In the reentrant version, each partner has a method that guarantees that he receives a slice with a value of at least the largest value minus ${\displaystyle \epsilon }$. The method is: always cut the current slice such that the remainder has a value of ${\displaystyle \epsilon }$ plus your current value. This guarantees that your value grows by ${\displaystyle \epsilon }$ each time you win, and if you don't win - the value of the winner is at most ${\displaystyle \epsilon }$ more than your own value. Thus, the level of envy is at most ${\displaystyle \epsilon }$ (an additive constant).

The run-time is at most ${\displaystyle n^{2}/\epsilon }$, since there are at most ${\displaystyle n/\epsilon }$ steps and at each step we query each of the ${\displaystyle n}$ partners.

A disadvantage of the approximate-envy-free variant is that the pieces are not necessarily connected, since pieces are constantly returned to the cake and re-divided. See envy-free cake-cutting#Connected pieces for other solutions to this problem.

## Improvements

The last diminisher procedure has been improved later in many ways. For details, see proportional division.

## References

1. ^ Steinhaus, Hugo (1948). "The problem of fair division". Econometrica. 16 (1): 101–4. JSTOR 1914289.
2. ^ Dubins, Lester Eli; Spanier, Edwin Henry (1961). "How to Cut a Cake Fairly". The American Mathematical Monthly. 68: 1. doi:10.2307/2311357. JSTOR 2311357.
3. ^ Brams, Steven J.; Taylor, Alan D. (1996). Fair division: from cake-cutting to dispute resolution.

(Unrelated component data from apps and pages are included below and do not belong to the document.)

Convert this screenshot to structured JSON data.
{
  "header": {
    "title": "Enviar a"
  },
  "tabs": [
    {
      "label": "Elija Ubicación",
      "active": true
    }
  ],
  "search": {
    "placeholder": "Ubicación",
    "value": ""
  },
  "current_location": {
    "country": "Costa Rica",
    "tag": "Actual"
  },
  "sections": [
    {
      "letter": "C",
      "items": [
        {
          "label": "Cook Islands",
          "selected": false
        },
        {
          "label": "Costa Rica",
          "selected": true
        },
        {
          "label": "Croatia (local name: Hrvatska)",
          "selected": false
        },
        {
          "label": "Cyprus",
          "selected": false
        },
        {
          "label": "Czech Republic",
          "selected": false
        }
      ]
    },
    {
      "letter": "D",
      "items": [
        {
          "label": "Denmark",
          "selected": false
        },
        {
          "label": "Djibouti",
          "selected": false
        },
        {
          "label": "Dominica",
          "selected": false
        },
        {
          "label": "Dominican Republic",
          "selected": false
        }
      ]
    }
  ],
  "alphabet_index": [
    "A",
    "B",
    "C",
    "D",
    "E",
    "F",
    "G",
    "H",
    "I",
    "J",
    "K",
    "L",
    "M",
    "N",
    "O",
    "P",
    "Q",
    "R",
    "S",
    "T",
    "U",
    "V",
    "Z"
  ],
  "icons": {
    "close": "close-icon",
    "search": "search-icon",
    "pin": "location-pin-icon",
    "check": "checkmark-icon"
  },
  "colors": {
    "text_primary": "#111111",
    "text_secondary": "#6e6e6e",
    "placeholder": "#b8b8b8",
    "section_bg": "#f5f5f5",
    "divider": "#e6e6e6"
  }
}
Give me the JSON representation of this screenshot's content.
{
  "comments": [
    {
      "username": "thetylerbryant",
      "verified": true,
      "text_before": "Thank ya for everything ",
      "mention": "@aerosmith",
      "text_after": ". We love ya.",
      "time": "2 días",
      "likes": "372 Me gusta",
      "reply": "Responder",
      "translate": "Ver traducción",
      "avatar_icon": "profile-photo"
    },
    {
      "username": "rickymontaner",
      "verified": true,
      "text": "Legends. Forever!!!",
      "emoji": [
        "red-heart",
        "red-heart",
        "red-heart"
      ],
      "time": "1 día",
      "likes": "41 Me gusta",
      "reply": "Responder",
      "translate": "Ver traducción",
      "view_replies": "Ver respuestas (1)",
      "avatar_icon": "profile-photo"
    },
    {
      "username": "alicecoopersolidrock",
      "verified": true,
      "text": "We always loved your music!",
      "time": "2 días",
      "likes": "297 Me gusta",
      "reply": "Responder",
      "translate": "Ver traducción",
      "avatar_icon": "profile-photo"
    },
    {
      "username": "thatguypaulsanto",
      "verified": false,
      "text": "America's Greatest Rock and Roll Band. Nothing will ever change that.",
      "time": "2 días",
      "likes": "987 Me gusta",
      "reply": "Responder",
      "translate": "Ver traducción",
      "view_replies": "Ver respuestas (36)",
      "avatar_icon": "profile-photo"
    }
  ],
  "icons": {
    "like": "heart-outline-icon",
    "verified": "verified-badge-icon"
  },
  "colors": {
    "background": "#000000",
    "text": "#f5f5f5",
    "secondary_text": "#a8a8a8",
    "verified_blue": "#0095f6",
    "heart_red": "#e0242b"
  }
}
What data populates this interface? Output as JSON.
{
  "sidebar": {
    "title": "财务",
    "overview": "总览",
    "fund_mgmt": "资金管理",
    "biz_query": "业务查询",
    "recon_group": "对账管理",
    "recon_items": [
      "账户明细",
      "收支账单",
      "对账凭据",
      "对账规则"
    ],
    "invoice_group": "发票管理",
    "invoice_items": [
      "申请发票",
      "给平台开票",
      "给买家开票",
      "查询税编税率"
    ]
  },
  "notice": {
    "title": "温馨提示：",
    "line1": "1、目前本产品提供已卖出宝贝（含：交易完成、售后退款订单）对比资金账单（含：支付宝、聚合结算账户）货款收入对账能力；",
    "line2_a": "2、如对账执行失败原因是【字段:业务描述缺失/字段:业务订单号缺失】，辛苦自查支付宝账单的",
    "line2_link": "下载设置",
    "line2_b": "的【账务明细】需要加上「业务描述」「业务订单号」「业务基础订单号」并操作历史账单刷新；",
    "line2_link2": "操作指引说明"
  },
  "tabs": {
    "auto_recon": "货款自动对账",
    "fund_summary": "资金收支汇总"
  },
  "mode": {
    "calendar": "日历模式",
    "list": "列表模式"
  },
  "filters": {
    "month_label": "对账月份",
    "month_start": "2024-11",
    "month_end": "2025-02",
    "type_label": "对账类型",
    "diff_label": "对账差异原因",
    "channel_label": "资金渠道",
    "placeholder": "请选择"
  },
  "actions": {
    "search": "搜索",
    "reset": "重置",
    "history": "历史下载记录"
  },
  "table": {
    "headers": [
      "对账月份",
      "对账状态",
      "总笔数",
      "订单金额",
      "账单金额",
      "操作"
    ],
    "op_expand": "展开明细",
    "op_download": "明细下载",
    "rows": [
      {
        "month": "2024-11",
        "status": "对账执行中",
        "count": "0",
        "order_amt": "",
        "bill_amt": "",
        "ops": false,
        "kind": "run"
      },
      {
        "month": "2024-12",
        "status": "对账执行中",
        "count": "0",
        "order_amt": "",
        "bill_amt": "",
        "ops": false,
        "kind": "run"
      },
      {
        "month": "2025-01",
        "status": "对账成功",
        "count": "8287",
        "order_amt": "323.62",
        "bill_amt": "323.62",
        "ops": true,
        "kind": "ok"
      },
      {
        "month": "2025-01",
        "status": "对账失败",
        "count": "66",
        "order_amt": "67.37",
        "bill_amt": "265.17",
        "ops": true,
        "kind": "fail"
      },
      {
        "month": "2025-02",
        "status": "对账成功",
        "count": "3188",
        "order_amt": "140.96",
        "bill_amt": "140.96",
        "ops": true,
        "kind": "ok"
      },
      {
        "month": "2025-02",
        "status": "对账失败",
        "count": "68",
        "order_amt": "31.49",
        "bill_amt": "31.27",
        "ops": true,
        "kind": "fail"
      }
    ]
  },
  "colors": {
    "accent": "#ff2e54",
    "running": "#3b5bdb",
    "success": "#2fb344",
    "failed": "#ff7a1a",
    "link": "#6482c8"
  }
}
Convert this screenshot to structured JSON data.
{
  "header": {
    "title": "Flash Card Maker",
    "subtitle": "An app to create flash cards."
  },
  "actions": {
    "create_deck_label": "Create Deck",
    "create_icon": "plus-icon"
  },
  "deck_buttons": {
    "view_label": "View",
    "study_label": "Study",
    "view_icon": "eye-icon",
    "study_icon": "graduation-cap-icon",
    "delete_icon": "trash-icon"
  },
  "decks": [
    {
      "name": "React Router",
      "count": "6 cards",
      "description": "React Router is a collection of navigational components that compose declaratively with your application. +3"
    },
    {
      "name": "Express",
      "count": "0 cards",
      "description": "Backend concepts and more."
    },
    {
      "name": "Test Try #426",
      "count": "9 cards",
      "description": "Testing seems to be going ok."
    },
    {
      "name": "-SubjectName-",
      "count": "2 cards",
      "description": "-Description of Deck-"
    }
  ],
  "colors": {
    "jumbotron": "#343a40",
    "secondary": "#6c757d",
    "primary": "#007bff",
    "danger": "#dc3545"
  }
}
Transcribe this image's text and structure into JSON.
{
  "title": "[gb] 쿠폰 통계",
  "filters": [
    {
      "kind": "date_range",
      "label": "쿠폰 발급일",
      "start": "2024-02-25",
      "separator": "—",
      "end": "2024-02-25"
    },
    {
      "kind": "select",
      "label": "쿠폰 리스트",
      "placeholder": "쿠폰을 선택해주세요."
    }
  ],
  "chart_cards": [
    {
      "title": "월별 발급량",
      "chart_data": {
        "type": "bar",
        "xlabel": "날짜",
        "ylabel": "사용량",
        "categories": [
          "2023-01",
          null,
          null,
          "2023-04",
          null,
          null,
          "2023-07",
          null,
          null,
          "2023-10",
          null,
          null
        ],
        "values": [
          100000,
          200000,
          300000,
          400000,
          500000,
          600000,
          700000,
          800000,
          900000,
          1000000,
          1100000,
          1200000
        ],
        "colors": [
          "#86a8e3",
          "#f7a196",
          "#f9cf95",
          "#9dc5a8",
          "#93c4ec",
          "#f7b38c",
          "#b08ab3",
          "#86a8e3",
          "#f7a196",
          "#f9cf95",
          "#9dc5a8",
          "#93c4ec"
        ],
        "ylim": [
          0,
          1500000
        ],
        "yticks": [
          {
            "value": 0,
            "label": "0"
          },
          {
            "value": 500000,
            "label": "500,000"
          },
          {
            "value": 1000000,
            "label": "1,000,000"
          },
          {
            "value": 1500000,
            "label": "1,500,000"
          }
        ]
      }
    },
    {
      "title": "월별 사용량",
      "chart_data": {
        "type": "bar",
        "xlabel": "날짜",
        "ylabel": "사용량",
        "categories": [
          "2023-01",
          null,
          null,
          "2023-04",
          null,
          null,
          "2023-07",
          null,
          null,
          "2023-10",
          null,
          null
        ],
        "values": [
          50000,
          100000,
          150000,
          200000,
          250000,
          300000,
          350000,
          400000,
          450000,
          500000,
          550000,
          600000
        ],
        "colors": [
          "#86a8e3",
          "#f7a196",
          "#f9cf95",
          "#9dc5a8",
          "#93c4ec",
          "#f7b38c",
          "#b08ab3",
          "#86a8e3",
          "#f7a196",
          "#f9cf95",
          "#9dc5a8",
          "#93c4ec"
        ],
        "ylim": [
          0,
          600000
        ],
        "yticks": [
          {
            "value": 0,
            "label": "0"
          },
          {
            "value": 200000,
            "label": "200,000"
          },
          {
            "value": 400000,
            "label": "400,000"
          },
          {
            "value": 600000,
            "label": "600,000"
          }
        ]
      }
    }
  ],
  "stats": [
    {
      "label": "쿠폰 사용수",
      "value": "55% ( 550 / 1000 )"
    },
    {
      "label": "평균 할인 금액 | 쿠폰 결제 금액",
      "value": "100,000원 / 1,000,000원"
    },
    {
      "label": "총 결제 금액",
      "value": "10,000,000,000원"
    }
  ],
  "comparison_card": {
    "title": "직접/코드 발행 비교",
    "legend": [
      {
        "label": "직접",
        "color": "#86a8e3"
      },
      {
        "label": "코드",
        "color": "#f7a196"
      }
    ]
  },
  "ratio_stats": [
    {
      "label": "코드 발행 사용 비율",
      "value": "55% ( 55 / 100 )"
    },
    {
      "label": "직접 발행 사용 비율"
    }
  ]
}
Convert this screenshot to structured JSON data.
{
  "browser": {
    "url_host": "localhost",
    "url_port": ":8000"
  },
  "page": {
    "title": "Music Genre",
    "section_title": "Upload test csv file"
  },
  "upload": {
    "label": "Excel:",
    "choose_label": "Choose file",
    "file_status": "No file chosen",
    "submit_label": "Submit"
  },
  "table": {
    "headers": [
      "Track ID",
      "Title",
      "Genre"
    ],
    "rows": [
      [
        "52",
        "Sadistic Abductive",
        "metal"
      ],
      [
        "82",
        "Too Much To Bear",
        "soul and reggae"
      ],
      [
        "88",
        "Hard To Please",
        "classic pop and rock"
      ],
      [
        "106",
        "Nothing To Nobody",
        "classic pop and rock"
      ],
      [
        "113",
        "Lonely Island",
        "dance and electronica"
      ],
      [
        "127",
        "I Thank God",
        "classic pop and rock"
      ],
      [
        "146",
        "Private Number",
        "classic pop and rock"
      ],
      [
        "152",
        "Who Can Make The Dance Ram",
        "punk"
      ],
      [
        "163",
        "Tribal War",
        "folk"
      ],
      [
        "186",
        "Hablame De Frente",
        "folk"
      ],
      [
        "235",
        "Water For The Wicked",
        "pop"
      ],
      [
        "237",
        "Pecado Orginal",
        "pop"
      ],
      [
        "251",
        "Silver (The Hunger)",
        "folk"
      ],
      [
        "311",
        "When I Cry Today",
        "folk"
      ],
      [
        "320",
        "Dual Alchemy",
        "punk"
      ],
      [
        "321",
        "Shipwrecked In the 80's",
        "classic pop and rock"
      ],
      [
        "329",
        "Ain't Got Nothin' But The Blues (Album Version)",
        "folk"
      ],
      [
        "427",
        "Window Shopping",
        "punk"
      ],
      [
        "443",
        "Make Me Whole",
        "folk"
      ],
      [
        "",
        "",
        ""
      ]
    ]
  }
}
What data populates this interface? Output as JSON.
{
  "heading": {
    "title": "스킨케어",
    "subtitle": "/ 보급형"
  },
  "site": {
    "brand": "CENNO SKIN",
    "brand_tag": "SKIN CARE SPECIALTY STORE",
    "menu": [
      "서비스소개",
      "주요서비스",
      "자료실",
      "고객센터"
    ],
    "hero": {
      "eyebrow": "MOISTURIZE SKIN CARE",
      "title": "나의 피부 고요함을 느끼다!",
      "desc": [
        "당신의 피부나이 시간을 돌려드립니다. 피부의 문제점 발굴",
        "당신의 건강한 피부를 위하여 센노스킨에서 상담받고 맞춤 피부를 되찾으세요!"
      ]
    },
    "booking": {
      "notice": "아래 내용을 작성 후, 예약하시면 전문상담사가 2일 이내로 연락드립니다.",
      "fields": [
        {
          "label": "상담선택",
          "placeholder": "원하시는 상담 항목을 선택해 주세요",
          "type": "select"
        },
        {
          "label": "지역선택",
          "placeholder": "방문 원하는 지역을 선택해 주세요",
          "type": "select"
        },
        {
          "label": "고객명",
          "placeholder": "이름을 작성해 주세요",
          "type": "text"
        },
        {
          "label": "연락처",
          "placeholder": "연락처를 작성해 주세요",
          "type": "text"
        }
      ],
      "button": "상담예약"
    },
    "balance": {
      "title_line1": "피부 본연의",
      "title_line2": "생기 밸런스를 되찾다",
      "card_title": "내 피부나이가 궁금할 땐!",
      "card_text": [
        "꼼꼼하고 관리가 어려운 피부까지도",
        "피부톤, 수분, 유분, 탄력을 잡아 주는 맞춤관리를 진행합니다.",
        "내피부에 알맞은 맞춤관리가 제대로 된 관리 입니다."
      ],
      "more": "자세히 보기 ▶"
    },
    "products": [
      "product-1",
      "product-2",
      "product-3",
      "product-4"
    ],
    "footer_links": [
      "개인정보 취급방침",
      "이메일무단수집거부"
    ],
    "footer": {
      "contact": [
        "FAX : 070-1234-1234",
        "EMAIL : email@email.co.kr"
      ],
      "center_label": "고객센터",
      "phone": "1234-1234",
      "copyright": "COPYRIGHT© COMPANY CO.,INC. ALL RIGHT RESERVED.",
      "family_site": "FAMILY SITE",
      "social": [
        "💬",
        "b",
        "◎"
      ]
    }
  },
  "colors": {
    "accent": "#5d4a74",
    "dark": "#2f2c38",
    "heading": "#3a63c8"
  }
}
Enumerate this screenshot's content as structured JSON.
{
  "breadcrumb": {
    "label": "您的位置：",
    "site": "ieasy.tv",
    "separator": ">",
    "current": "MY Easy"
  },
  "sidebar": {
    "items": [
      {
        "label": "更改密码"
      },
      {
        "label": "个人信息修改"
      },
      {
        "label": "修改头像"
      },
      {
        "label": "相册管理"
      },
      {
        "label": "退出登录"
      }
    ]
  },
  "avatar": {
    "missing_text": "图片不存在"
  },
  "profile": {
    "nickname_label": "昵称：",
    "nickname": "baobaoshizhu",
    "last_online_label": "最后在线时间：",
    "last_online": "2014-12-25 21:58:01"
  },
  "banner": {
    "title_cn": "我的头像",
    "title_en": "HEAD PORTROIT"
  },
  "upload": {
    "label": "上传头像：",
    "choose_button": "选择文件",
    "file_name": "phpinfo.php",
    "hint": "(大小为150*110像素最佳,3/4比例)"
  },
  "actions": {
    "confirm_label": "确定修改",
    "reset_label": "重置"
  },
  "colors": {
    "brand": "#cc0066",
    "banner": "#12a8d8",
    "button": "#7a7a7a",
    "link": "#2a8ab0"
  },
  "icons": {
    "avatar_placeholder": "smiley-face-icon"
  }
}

Cambridge University Press. pp. 130–131. ISBN 0-521-55644-9.